Exercise brief: The answer must consist of every line from the entries that holds the word "title".

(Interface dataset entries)
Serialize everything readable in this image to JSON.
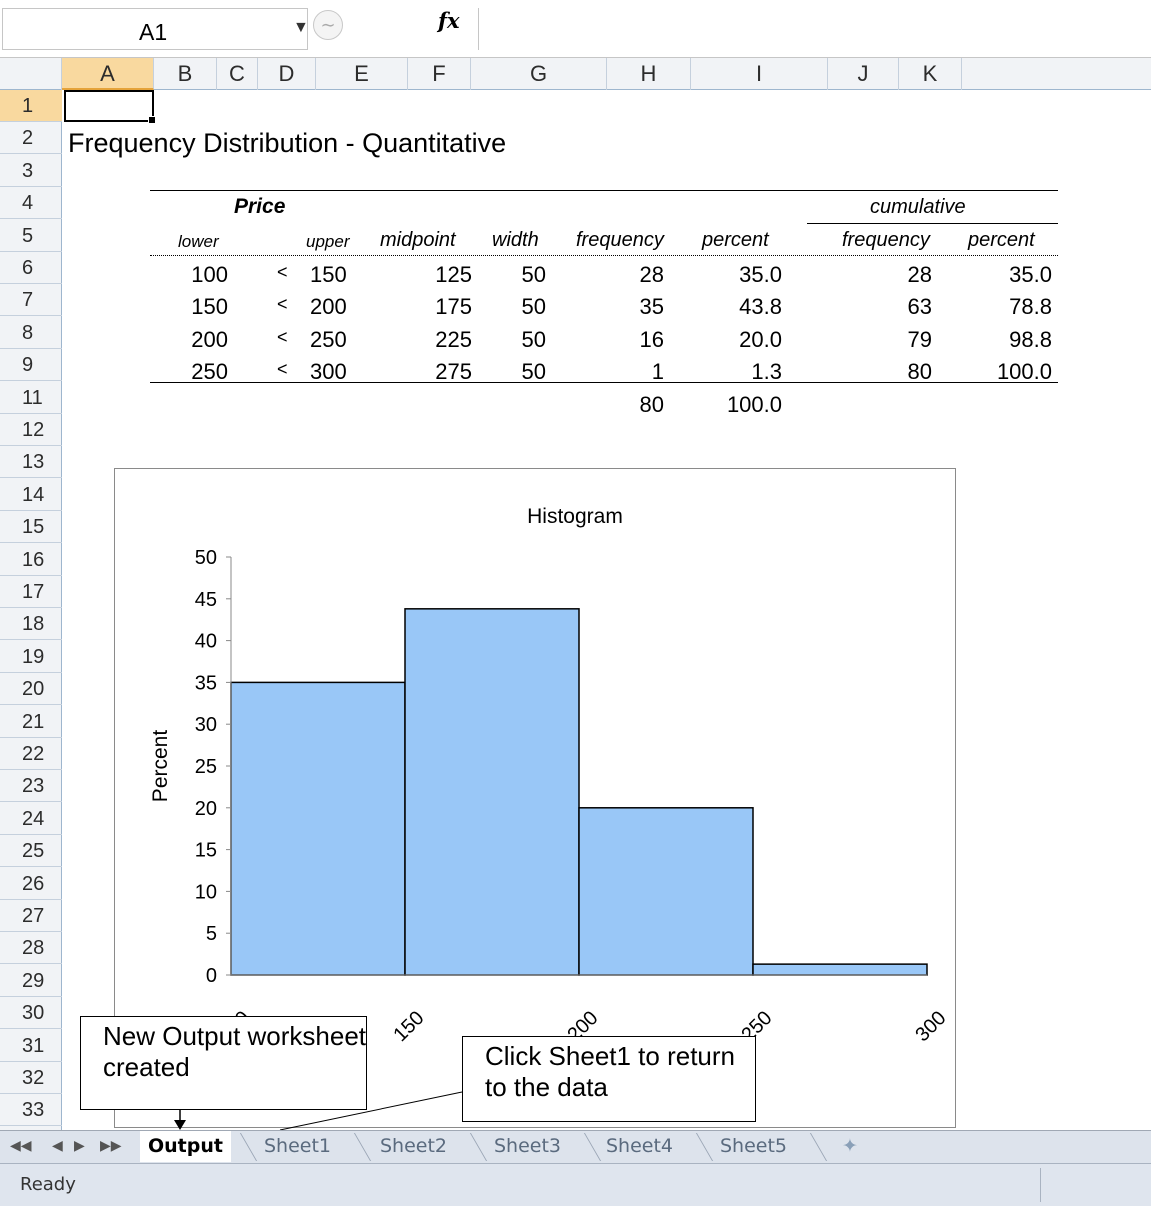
{
  "formula_bar": {
    "name_box": "A1",
    "fx_label": "fx",
    "formula": ""
  },
  "columns": [
    "A",
    "B",
    "C",
    "D",
    "E",
    "F",
    "G",
    "H",
    "I",
    "J",
    "K"
  ],
  "rows": [
    "1",
    "2",
    "3",
    "4",
    "5",
    "6",
    "7",
    "8",
    "9",
    "11",
    "12",
    "13",
    "14",
    "15",
    "16",
    "17",
    "18",
    "19",
    "20",
    "21",
    "22",
    "23",
    "24",
    "25",
    "26",
    "27",
    "28",
    "29",
    "30",
    "31",
    "32",
    "33"
  ],
  "selected_cell": "A1",
  "sheet": {
    "title": "Frequency Distribution - Quantitative",
    "table": {
      "group_price": "Price",
      "group_cumulative": "cumulative",
      "headers": {
        "lower": "lower",
        "upper": "upper",
        "midpoint": "midpoint",
        "width": "width",
        "frequency": "frequency",
        "percent": "percent",
        "cum_frequency": "frequency",
        "cum_percent": "percent"
      },
      "rows": [
        {
          "lower": "100",
          "op": "<",
          "upper": "150",
          "midpoint": "125",
          "width": "50",
          "frequency": "28",
          "percent": "35.0",
          "cum_frequency": "28",
          "cum_percent": "35.0"
        },
        {
          "lower": "150",
          "op": "<",
          "upper": "200",
          "midpoint": "175",
          "width": "50",
          "frequency": "35",
          "percent": "43.8",
          "cum_frequency": "63",
          "cum_percent": "78.8"
        },
        {
          "lower": "200",
          "op": "<",
          "upper": "250",
          "midpoint": "225",
          "width": "50",
          "frequency": "16",
          "percent": "20.0",
          "cum_frequency": "79",
          "cum_percent": "98.8"
        },
        {
          "lower": "250",
          "op": "<",
          "upper": "300",
          "midpoint": "275",
          "width": "50",
          "frequency": "1",
          "percent": "1.3",
          "cum_frequency": "80",
          "cum_percent": "100.0"
        }
      ],
      "totals": {
        "frequency": "80",
        "percent": "100.0"
      }
    }
  },
  "chart_data": {
    "type": "bar",
    "title": "Histogram",
    "ylabel": "Percent",
    "xlabel": "",
    "x_tick_labels": [
      "100",
      "150",
      "200",
      "250",
      "300"
    ],
    "bins": [
      [
        100,
        150
      ],
      [
        150,
        200
      ],
      [
        200,
        250
      ],
      [
        250,
        300
      ]
    ],
    "values": [
      35.0,
      43.8,
      20.0,
      1.3
    ],
    "ylim": [
      0,
      50
    ],
    "y_ticks": [
      0,
      5,
      10,
      15,
      20,
      25,
      30,
      35,
      40,
      45,
      50
    ],
    "bar_color": "#99c7f7",
    "grid": false
  },
  "callouts": {
    "output": "New Output worksheet created",
    "sheet1": "Click Sheet1 to return to the data"
  },
  "sheet_tabs": [
    "Output",
    "Sheet1",
    "Sheet2",
    "Sheet3",
    "Sheet4",
    "Sheet5"
  ],
  "active_tab": "Output",
  "status": "Ready"
}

Written response:
    "title": "Frequency Distribution - Quantitative",
    "title": "Histogram",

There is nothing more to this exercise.